§ **TASK DESCRIPTION**
Please return each line of the listing below exactly as written.

§ **RECORDS PROVIDED**
%%
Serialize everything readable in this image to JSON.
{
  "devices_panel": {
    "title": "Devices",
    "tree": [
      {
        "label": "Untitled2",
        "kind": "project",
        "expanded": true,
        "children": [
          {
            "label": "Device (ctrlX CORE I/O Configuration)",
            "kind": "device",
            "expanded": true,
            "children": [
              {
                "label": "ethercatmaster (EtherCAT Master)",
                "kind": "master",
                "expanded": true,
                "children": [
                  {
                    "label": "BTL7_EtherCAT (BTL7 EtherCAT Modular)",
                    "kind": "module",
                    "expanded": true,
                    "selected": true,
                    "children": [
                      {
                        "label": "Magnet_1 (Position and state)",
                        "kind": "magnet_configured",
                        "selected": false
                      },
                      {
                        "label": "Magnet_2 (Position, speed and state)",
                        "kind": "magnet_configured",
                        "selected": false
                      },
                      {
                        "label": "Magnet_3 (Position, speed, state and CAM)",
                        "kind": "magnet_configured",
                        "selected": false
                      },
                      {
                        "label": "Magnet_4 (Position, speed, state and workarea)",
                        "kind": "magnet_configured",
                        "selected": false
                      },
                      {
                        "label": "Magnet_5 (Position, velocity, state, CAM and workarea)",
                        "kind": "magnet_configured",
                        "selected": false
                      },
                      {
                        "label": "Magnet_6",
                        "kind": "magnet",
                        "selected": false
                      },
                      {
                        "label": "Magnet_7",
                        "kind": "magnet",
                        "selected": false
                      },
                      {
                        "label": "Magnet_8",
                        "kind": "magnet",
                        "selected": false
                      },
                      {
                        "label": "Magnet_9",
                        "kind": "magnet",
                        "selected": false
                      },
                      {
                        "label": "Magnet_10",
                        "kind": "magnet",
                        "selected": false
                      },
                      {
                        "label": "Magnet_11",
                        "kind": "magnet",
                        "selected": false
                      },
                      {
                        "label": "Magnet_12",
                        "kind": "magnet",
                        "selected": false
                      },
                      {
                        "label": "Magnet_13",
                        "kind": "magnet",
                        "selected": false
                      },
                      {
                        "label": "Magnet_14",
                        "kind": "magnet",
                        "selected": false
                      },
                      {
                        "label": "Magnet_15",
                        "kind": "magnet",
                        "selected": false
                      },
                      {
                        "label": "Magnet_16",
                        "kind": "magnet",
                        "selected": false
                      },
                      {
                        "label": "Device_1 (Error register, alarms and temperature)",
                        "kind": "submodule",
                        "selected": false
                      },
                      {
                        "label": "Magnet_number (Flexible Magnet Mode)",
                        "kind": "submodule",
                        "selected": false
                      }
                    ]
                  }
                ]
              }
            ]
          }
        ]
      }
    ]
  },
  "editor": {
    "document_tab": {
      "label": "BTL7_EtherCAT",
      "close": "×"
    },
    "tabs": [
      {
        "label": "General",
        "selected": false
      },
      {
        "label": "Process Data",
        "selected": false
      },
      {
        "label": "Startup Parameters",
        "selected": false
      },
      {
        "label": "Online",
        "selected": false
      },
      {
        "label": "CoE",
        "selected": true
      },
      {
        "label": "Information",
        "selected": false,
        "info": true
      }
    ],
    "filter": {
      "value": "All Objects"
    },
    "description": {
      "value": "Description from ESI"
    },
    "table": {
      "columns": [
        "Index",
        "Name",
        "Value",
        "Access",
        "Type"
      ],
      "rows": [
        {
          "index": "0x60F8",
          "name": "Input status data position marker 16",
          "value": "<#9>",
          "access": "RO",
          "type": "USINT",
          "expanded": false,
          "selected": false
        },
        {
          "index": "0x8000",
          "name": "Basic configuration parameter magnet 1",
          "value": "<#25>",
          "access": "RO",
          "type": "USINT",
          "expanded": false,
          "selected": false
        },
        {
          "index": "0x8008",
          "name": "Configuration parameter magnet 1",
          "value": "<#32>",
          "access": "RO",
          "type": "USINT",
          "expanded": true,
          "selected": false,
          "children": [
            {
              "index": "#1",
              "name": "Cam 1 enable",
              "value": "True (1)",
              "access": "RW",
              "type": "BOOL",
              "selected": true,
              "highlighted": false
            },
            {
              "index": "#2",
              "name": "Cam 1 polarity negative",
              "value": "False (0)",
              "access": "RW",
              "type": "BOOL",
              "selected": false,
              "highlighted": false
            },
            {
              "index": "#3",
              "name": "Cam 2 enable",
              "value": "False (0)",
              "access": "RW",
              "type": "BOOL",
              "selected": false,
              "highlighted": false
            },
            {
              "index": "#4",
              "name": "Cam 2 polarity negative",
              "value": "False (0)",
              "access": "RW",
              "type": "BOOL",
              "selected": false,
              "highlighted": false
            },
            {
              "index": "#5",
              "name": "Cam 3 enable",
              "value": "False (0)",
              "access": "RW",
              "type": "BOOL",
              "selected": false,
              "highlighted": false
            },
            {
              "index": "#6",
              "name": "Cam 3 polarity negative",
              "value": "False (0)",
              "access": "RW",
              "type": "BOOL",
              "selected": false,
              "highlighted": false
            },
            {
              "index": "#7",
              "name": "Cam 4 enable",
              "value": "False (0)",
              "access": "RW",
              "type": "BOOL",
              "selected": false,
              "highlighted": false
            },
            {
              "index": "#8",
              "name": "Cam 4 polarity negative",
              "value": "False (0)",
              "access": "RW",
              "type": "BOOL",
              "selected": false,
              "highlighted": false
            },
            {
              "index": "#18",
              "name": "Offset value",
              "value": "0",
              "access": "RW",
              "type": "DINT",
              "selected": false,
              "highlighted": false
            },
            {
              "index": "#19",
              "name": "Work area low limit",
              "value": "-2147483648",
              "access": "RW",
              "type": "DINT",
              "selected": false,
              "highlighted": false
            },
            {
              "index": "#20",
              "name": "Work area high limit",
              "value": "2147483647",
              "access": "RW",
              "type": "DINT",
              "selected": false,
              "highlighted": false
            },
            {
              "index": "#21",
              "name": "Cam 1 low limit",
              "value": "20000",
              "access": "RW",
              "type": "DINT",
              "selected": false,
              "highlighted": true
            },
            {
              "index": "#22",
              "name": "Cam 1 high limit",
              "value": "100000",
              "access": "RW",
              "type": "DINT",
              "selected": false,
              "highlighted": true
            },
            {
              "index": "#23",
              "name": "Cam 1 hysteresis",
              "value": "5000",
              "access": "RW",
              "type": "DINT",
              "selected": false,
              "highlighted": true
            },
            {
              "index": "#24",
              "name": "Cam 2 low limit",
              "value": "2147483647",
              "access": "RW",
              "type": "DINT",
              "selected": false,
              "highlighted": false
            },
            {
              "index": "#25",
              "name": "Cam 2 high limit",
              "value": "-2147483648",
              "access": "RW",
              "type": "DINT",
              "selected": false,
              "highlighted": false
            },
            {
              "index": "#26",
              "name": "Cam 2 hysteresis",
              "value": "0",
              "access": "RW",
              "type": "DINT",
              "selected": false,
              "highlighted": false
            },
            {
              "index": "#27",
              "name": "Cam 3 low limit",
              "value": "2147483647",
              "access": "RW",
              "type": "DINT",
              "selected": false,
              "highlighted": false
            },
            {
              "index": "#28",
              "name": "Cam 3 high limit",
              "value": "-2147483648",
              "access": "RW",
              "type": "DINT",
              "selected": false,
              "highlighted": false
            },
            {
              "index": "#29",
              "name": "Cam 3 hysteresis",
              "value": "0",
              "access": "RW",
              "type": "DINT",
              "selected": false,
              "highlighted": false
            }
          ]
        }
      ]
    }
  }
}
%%
§ **OUTPUT BELOW**
Serialize everything readable in this image to JSON.
{
  "devices_panel": {
    "title": "Devices",
    "tree": [
      {
        "label": "Untitled2",
        "kind": "project",
        "expanded": true,
        "children": [
          {
            "label": "Device (ctrlX CORE I/O Configuration)",
            "kind": "device",
            "expanded": true,
            "children": [
              {
                "label": "ethercatmaster (EtherCAT Master)",
                "kind": "master",
                "expanded": true,
                "children": [
                  {
                    "label": "BTL7_EtherCAT (BTL7 EtherCAT Modular)",
                    "kind": "module",
                    "expanded": true,
                    "selected": true,
                    "children": [
                      {
                        "label": "Magnet_1 (Position and state)",
                        "kind": "magnet_configured",
                        "selected": false
                      },
                      {
                        "label": "Magnet_2 (Position, speed and state)",
                        "kind": "magnet_configured",
                        "selected": false
                      },
                      {
                        "label": "Magnet_3 (Position, speed, state and CAM)",
                        "kind": "magnet_configured",
                        "selected": false
                      },
                      {
                        "label": "Magnet_4 (Position, speed, state and workarea)",
                        "kind": "magnet_configured",
                        "selected": false
                      },
                      {
                        "label": "Magnet_5 (Position, velocity, state, CAM and workarea)",
                        "kind": "magnet_configured",
                        "selected": false
                      },
                      {
                        "label": "Magnet_6",
                        "kind": "magnet",
                        "selected": false
                      },
                      {
                        "label": "Magnet_7",
                        "kind": "magnet",
                        "selected": false
                      },
                      {
                        "label": "Magnet_8",
                        "kind": "magnet",
                        "selected": false
                      },
                      {
                        "label": "Magnet_9",
                        "kind": "magnet",
                        "selected": false
                      },
                      {
                        "label": "Magnet_10",
                        "kind": "magnet",
                        "selected": false
                      },
                      {
                        "label": "Magnet_11",
                        "kind": "magnet",
                        "selected": false
                      },
                      {
                        "label": "Magnet_12",
                        "kind": "magnet",
                        "selected": false
                      },
                      {
                        "label": "Magnet_13",
                        "kind": "magnet",
                        "selected": false
                      },
                      {
                        "label": "Magnet_14",
                        "kind": "magnet",
                        "selected": false
                      },
                      {
                        "label": "Magnet_15",
                        "kind": "magnet",
                        "selected": false
                      },
                      {
                        "label": "Magnet_16",
                        "kind": "magnet",
                        "selected": false
                      },
                      {
                        "label": "Device_1 (Error register, alarms and temperature)",
                        "kind": "submodule",
                        "selected": false
                      },
                      {
                        "label": "Magnet_number (Flexible Magnet Mode)",
                        "kind": "submodule",
                        "selected": false
                      }
                    ]
                  }
                ]
              }
            ]
          }
        ]
      }
    ]
  },
  "editor": {
    "document_tab": {
      "label": "BTL7_EtherCAT",
      "close": "×"
    },
    "tabs": [
      {
        "label": "General",
        "selected": false
      },
      {
        "label": "Process Data",
        "selected": false
      },
      {
        "label": "Startup Parameters",
        "selected": false
      },
      {
        "label": "Online",
        "selected": false
      },
      {
        "label": "CoE",
        "selected": true
      },
      {
        "label": "Information",
        "selected": false,
        "info": true
      }
    ],
    "filter": {
      "value": "All Objects"
    },
    "description": {
      "value": "Description from ESI"
    },
    "table": {
      "columns": [
        "Index",
        "Name",
        "Value",
        "Access",
        "Type"
      ],
      "rows": [
        {
          "index": "0x60F8",
          "name": "Input status data position marker 16",
          "value": "<#9>",
          "access": "RO",
          "type": "USINT",
          "expanded": false,
          "selected": false
        },
        {
          "index": "0x8000",
          "name": "Basic configuration parameter magnet 1",
          "value": "<#25>",
          "access": "RO",
          "type": "USINT",
          "expanded": false,
          "selected": false
        },
        {
          "index": "0x8008",
          "name": "Configuration parameter magnet 1",
          "value": "<#32>",
          "access": "RO",
          "type": "USINT",
          "expanded": true,
          "selected": false,
          "children": [
            {
              "index": "#1",
              "name": "Cam 1 enable",
              "value": "True (1)",
              "access": "RW",
              "type": "BOOL",
              "selected": true,
              "highlighted": false
            },
            {
              "index": "#2",
              "name": "Cam 1 polarity negative",
              "value": "False (0)",
              "access": "RW",
              "type": "BOOL",
              "selected": false,
              "highlighted": false
            },
            {
              "index": "#3",
              "name": "Cam 2 enable",
              "value": "False (0)",
              "access": "RW",
              "type": "BOOL",
              "selected": false,
              "highlighted": false
            },
            {
              "index": "#4",
              "name": "Cam 2 polarity negative",
              "value": "False (0)",
              "access": "RW",
              "type": "BOOL",
              "selected": false,
              "highlighted": false
            },
            {
              "index": "#5",
              "name": "Cam 3 enable",
              "value": "False (0)",
              "access": "RW",
              "type": "BOOL",
              "selected": false,
              "highlighted": false
            },
            {
              "index": "#6",
              "name": "Cam 3 polarity negative",
              "value": "False (0)",
              "access": "RW",
              "type": "BOOL",
              "selected": false,
              "highlighted": false
            },
            {
              "index": "#7",
              "name": "Cam 4 enable",
              "value": "False (0)",
              "access": "RW",
              "type": "BOOL",
              "selected": false,
              "highlighted": false
            },
            {
              "index": "#8",
              "name": "Cam 4 polarity negative",
              "value": "False (0)",
              "access": "RW",
              "type": "BOOL",
              "selected": false,
              "highlighted": false
            },
            {
              "index": "#18",
              "name": "Offset value",
              "value": "0",
              "access": "RW",
              "type": "DINT",
              "selected": false,
              "highlighted": false
            },
            {
              "index": "#19",
              "name": "Work area low limit",
              "value": "-2147483648",
              "access": "RW",
              "type": "DINT",
              "selected": false,
              "highlighted": false
            },
            {
              "index": "#20",
              "name": "Work area high limit",
              "value": "2147483647",
              "access": "RW",
              "type": "DINT",
              "selected": false,
              "highlighted": false
            },
            {
              "index": "#21",
              "name": "Cam 1 low limit",
              "value": "20000",
              "access": "RW",
              "type": "DINT",
              "selected": false,
              "highlighted": true
            },
            {
              "index": "#22",
              "name": "Cam 1 high limit",
              "value": "100000",
              "access": "RW",
              "type": "DINT",
              "selected": false,
              "highlighted": true
            },
            {
              "index": "#23",
              "name": "Cam 1 hysteresis",
              "value": "5000",
              "access": "RW",
              "type": "DINT",
              "selected": false,
              "highlighted": true
            },
            {
              "index": "#24",
              "name": "Cam 2 low limit",
              "value": "2147483647",
              "access": "RW",
              "type": "DINT",
              "selected": false,
              "highlighted": false
            },
            {
              "index": "#25",
              "name": "Cam 2 high limit",
              "value": "-2147483648",
              "access": "RW",
              "type": "DINT",
              "selected": false,
              "highlighted": false
            },
            {
              "index": "#26",
              "name": "Cam 2 hysteresis",
              "value": "0",
              "access": "RW",
              "type": "DINT",
              "selected": false,
              "highlighted": false
            },
            {
              "index": "#27",
              "name": "Cam 3 low limit",
              "value": "2147483647",
              "access": "RW",
              "type": "DINT",
              "selected": false,
              "highlighted": false
            },
            {
              "index": "#28",
              "name": "Cam 3 high limit",
              "value": "-2147483648",
              "access": "RW",
              "type": "DINT",
              "selected": false,
              "highlighted": false
            },
            {
              "index": "#29",
              "name": "Cam 3 hysteresis",
              "value": "0",
              "access": "RW",
              "type": "DINT",
              "selected": false,
              "highlighted": false
            }
          ]
        }
      ]
    }
  }
}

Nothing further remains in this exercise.